▸ **Assignment**
Could you retype every record below exactly as it appears?

* * *

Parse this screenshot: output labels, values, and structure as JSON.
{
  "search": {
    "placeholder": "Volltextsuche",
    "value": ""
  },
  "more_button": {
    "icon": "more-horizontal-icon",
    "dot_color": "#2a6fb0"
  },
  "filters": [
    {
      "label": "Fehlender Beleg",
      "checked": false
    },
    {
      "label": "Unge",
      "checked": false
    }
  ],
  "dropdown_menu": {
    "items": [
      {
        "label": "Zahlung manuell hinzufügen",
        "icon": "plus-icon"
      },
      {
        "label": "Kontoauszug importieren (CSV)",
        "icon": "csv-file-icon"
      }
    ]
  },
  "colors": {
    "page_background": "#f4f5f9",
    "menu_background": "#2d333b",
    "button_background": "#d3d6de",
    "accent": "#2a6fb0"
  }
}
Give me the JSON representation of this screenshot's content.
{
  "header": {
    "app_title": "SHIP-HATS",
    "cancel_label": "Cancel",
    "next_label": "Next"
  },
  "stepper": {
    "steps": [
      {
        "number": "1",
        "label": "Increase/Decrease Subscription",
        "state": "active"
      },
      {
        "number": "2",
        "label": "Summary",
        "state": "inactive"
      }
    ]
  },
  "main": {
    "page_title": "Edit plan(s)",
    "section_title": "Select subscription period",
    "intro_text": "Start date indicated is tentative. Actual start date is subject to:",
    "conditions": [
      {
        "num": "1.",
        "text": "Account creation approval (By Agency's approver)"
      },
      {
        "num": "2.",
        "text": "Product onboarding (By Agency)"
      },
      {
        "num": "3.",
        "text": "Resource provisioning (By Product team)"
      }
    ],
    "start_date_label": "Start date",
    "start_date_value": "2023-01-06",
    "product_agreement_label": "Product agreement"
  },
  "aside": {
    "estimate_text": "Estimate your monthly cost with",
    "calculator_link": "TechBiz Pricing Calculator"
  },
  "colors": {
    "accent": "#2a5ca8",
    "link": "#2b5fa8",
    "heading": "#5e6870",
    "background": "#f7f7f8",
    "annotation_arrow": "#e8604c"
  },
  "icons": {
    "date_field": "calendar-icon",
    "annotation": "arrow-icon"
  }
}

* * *

▸ **Result**
Parse this screenshot: output labels, values, and structure as JSON.
{
  "search": {
    "placeholder": "Volltextsuche",
    "value": ""
  },
  "more_button": {
    "icon": "more-horizontal-icon",
    "dot_color": "#2a6fb0"
  },
  "filters": [
    {
      "label": "Fehlender Beleg",
      "checked": false
    },
    {
      "label": "Unge",
      "checked": false
    }
  ],
  "dropdown_menu": {
    "items": [
      {
        "label": "Zahlung manuell hinzufügen",
        "icon": "plus-icon"
      },
      {
        "label": "Kontoauszug importieren (CSV)",
        "icon": "csv-file-icon"
      }
    ]
  },
  "colors": {
    "page_background": "#f4f5f9",
    "menu_background": "#2d333b",
    "button_background": "#d3d6de",
    "accent": "#2a6fb0"
  }
}
Give me the JSON representation of this screenshot's content.
{
  "header": {
    "app_title": "SHIP-HATS",
    "cancel_label": "Cancel",
    "next_label": "Next"
  },
  "stepper": {
    "steps": [
      {
        "number": "1",
        "label": "Increase/Decrease Subscription",
        "state": "active"
      },
      {
        "number": "2",
        "label": "Summary",
        "state": "inactive"
      }
    ]
  },
  "main": {
    "page_title": "Edit plan(s)",
    "section_title": "Select subscription period",
    "intro_text": "Start date indicated is tentative. Actual start date is subject to:",
    "conditions": [
      {
        "num": "1.",
        "text": "Account creation approval (By Agency's approver)"
      },
      {
        "num": "2.",
        "text": "Product onboarding (By Agency)"
      },
      {
        "num": "3.",
        "text": "Resource provisioning (By Product team)"
      }
    ],
    "start_date_label": "Start date",
    "start_date_value": "2023-01-06",
    "product_agreement_label": "Product agreement"
  },
  "aside": {
    "estimate_text": "Estimate your monthly cost with",
    "calculator_link": "TechBiz Pricing Calculator"
  },
  "colors": {
    "accent": "#2a5ca8",
    "link": "#2b5fa8",
    "heading": "#5e6870",
    "background": "#f7f7f8",
    "annotation_arrow": "#e8604c"
  },
  "icons": {
    "date_field": "calendar-icon",
    "annotation": "arrow-icon"
  }
}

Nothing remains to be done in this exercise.